| TASK PROMPT |
Find the lines in the records below that contain "value", and report each of them.

---

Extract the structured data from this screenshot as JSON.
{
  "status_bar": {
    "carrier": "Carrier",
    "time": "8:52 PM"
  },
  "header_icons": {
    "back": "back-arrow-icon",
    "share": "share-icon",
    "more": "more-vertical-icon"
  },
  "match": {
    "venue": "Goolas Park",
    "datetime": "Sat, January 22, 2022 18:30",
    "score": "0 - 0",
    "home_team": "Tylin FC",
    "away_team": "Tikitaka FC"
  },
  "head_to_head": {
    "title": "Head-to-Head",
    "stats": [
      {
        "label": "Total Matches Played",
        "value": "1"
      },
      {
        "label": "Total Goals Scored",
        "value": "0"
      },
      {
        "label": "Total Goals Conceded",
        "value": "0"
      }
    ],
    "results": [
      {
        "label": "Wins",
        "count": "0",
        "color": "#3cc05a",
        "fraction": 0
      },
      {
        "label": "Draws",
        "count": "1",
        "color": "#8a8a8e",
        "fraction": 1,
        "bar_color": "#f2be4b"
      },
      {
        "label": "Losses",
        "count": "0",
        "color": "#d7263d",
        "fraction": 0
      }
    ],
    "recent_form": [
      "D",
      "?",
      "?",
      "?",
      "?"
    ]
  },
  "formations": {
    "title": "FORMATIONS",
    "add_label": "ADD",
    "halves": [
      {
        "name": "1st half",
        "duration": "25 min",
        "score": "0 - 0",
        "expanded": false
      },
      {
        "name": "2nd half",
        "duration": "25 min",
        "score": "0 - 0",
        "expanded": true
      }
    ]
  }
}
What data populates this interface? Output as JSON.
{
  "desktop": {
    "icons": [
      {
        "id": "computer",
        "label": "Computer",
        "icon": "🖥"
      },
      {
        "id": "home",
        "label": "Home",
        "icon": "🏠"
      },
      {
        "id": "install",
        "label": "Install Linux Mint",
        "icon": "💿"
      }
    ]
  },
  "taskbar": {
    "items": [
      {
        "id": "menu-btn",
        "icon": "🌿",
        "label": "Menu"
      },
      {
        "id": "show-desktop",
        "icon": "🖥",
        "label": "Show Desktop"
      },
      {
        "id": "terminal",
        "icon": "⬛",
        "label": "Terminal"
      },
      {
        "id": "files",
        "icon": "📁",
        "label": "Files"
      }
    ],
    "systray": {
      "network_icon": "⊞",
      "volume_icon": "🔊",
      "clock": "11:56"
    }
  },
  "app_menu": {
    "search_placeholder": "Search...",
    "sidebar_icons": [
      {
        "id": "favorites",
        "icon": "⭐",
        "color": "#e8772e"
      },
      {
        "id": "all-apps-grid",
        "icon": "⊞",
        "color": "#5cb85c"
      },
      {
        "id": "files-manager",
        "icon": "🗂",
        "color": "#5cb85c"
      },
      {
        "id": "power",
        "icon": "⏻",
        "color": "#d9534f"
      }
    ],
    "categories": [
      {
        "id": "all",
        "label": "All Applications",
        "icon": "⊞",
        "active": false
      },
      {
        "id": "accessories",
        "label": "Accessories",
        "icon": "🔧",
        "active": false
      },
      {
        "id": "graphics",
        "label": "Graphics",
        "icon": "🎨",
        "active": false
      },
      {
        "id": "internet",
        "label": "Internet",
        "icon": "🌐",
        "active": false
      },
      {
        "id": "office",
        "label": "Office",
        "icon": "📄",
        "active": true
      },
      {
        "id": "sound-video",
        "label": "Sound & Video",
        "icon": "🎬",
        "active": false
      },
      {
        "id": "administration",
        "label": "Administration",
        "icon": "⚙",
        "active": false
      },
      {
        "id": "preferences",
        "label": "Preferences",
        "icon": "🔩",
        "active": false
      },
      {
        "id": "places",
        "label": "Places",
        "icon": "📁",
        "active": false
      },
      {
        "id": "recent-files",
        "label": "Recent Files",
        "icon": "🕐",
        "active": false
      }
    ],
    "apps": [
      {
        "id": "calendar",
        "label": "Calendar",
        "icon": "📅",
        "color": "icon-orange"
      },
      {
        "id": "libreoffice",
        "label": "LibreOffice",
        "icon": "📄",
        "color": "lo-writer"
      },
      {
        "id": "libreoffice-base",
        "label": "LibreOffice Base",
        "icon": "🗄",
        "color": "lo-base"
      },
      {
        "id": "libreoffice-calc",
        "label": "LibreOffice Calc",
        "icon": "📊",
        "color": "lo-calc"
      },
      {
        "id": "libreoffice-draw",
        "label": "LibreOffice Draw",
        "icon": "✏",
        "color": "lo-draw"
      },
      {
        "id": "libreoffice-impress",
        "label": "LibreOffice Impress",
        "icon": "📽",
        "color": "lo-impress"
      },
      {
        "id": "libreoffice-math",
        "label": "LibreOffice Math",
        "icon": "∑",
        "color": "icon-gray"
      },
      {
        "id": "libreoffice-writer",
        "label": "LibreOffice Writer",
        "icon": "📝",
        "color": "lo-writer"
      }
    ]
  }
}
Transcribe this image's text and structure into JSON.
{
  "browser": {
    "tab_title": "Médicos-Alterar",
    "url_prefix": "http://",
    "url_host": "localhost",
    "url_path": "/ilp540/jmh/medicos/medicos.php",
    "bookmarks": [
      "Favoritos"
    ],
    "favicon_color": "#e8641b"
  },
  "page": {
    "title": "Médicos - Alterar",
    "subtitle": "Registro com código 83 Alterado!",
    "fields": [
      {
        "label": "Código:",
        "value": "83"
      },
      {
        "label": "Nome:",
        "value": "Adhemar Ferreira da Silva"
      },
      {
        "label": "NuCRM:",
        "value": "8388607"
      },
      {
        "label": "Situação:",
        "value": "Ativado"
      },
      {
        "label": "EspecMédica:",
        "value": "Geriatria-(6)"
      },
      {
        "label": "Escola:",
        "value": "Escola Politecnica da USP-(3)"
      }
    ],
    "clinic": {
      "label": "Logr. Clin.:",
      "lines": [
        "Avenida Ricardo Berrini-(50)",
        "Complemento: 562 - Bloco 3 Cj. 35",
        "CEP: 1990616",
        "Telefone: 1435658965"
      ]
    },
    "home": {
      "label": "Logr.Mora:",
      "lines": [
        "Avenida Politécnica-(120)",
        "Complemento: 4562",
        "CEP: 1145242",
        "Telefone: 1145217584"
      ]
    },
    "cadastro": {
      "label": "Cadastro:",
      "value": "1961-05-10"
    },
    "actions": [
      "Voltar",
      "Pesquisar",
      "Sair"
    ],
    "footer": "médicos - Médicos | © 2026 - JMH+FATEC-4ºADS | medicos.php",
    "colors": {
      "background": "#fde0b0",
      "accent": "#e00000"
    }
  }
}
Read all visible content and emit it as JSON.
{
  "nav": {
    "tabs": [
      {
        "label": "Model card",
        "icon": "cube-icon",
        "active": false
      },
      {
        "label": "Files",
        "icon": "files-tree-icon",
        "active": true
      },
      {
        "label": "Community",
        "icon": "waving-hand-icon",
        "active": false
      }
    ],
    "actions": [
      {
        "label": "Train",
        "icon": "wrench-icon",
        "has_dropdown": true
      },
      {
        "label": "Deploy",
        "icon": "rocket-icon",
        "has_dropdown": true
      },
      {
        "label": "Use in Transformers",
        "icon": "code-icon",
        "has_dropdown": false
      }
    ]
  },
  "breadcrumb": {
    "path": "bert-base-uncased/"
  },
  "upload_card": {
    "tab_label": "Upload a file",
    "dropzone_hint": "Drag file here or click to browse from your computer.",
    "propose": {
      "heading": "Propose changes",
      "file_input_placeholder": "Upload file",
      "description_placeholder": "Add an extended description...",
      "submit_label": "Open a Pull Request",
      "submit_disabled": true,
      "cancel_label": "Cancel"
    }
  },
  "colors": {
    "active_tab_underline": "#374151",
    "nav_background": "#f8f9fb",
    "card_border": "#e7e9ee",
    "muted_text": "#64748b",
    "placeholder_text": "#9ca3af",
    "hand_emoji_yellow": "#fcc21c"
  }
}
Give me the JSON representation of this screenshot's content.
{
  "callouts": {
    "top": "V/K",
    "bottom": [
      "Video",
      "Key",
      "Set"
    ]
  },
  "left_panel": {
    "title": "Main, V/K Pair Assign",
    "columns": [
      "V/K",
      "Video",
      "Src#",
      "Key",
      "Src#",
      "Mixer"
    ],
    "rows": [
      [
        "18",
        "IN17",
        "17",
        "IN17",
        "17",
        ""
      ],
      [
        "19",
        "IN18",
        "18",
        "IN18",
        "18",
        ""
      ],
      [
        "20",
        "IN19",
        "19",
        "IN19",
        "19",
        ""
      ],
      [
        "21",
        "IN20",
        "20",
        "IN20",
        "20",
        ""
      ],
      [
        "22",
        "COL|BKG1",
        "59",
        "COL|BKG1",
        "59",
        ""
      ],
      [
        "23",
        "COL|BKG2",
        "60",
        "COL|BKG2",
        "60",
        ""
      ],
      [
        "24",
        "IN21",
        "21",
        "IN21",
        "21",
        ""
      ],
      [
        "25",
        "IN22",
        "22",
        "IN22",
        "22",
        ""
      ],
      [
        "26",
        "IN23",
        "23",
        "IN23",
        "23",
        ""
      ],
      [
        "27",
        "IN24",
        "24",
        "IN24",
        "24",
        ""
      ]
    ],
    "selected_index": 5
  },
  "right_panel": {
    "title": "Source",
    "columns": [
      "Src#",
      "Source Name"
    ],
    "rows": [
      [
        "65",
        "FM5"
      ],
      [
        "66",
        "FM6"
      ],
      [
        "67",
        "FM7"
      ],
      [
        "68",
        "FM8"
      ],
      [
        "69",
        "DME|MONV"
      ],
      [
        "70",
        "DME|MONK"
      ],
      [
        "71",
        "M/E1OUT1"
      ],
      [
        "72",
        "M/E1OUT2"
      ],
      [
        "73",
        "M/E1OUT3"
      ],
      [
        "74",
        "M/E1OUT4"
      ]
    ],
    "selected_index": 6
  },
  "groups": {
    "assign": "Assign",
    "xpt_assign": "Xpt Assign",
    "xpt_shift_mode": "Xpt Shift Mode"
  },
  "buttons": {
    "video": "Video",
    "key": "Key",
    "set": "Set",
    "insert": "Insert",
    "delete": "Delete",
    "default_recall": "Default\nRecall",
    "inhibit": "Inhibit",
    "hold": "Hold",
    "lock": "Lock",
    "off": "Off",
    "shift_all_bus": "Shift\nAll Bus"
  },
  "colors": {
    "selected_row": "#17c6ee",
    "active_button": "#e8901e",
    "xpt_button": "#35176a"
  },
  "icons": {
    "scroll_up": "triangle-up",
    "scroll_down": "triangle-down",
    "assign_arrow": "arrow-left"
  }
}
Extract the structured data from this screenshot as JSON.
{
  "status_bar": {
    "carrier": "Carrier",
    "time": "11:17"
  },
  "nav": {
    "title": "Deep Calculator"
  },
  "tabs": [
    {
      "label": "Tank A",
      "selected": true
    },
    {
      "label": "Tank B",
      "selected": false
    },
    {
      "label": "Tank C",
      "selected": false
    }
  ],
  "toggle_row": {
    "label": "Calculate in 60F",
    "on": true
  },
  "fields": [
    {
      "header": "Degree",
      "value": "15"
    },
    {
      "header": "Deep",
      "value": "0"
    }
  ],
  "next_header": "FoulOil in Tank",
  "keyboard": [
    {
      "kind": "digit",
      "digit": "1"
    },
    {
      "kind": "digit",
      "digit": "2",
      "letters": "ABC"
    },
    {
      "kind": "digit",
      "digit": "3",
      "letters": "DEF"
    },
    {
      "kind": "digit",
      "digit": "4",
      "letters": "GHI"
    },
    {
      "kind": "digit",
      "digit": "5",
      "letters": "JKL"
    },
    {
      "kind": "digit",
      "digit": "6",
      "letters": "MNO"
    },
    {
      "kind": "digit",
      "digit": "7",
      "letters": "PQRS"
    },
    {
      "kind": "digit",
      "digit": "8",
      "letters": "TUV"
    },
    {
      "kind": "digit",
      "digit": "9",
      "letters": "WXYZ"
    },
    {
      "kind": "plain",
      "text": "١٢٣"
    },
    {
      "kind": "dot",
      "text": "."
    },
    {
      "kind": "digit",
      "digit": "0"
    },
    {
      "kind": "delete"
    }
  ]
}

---

| PROBLEM SOLUTION |
        "value": "1"
        "value": "0"
        "value": "0"
        "value": "83"
        "value": "Adhemar Ferreira da Silva"
        "value": "8388607"
        "value": "Ativado"
        "value": "Geriatria-(6)"
        "value": "Escola Politecnica da USP-(3)"
      "value": "1961-05-10"
      "value": "15"
      "value": "0"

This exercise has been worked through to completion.